Interface dataset entries
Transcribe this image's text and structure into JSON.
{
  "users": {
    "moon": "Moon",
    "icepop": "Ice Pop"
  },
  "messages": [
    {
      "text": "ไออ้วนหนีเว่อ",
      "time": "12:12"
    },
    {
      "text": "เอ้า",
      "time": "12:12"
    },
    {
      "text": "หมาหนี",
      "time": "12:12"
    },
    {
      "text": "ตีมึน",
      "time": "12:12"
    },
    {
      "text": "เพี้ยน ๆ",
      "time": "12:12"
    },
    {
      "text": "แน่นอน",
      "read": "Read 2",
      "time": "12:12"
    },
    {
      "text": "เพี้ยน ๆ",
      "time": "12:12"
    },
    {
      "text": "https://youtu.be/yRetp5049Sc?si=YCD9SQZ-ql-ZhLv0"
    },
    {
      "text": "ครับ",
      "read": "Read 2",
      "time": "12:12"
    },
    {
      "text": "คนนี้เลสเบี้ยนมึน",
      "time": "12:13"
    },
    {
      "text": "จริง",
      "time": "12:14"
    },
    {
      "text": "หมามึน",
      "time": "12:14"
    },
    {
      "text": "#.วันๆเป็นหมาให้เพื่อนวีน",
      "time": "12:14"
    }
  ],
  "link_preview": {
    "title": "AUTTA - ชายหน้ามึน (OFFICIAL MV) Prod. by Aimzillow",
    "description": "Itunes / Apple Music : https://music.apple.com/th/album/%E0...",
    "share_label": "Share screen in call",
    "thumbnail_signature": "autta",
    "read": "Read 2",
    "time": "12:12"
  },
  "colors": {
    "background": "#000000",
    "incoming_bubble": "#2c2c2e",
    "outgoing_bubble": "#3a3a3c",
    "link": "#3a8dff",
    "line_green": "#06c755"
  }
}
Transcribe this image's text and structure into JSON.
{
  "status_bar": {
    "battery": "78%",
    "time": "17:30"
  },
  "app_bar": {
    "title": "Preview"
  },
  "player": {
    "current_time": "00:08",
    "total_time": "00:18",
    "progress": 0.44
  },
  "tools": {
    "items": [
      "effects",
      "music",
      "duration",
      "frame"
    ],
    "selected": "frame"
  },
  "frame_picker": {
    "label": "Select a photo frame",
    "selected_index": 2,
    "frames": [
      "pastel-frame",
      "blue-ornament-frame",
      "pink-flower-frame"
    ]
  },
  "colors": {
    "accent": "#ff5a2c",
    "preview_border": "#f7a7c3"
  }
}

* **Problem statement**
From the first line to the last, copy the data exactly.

* **Output of the exercise**
Transcribe this image's text and structure into JSON.
{
  "users": {
    "moon": "Moon",
    "icepop": "Ice Pop"
  },
  "messages": [
    {
      "text": "ไออ้วนหนีเว่อ",
      "time": "12:12"
    },
    {
      "text": "เอ้า",
      "time": "12:12"
    },
    {
      "text": "หมาหนี",
      "time": "12:12"
    },
    {
      "text": "ตีมึน",
      "time": "12:12"
    },
    {
      "text": "เพี้ยน ๆ",
      "time": "12:12"
    },
    {
      "text": "แน่นอน",
      "read": "Read 2",
      "time": "12:12"
    },
    {
      "text": "เพี้ยน ๆ",
      "time": "12:12"
    },
    {
      "text": "https://youtu.be/yRetp5049Sc?si=YCD9SQZ-ql-ZhLv0"
    },
    {
      "text": "ครับ",
      "read": "Read 2",
      "time": "12:12"
    },
    {
      "text": "คนนี้เลสเบี้ยนมึน",
      "time": "12:13"
    },
    {
      "text": "จริง",
      "time": "12:14"
    },
    {
      "text": "หมามึน",
      "time": "12:14"
    },
    {
      "text": "#.วันๆเป็นหมาให้เพื่อนวีน",
      "time": "12:14"
    }
  ],
  "link_preview": {
    "title": "AUTTA - ชายหน้ามึน (OFFICIAL MV) Prod. by Aimzillow",
    "description": "Itunes / Apple Music : https://music.apple.com/th/album/%E0...",
    "share_label": "Share screen in call",
    "thumbnail_signature": "autta",
    "read": "Read 2",
    "time": "12:12"
  },
  "colors": {
    "background": "#000000",
    "incoming_bubble": "#2c2c2e",
    "outgoing_bubble": "#3a3a3c",
    "link": "#3a8dff",
    "line_green": "#06c755"
  }
}
Transcribe this image's text and structure into JSON.
{
  "status_bar": {
    "battery": "78%",
    "time": "17:30"
  },
  "app_bar": {
    "title": "Preview"
  },
  "player": {
    "current_time": "00:08",
    "total_time": "00:18",
    "progress": 0.44
  },
  "tools": {
    "items": [
      "effects",
      "music",
      "duration",
      "frame"
    ],
    "selected": "frame"
  },
  "frame_picker": {
    "label": "Select a photo frame",
    "selected_index": 2,
    "frames": [
      "pastel-frame",
      "blue-ornament-frame",
      "pink-flower-frame"
    ]
  },
  "colors": {
    "accent": "#ff5a2c",
    "preview_border": "#f7a7c3"
  }
}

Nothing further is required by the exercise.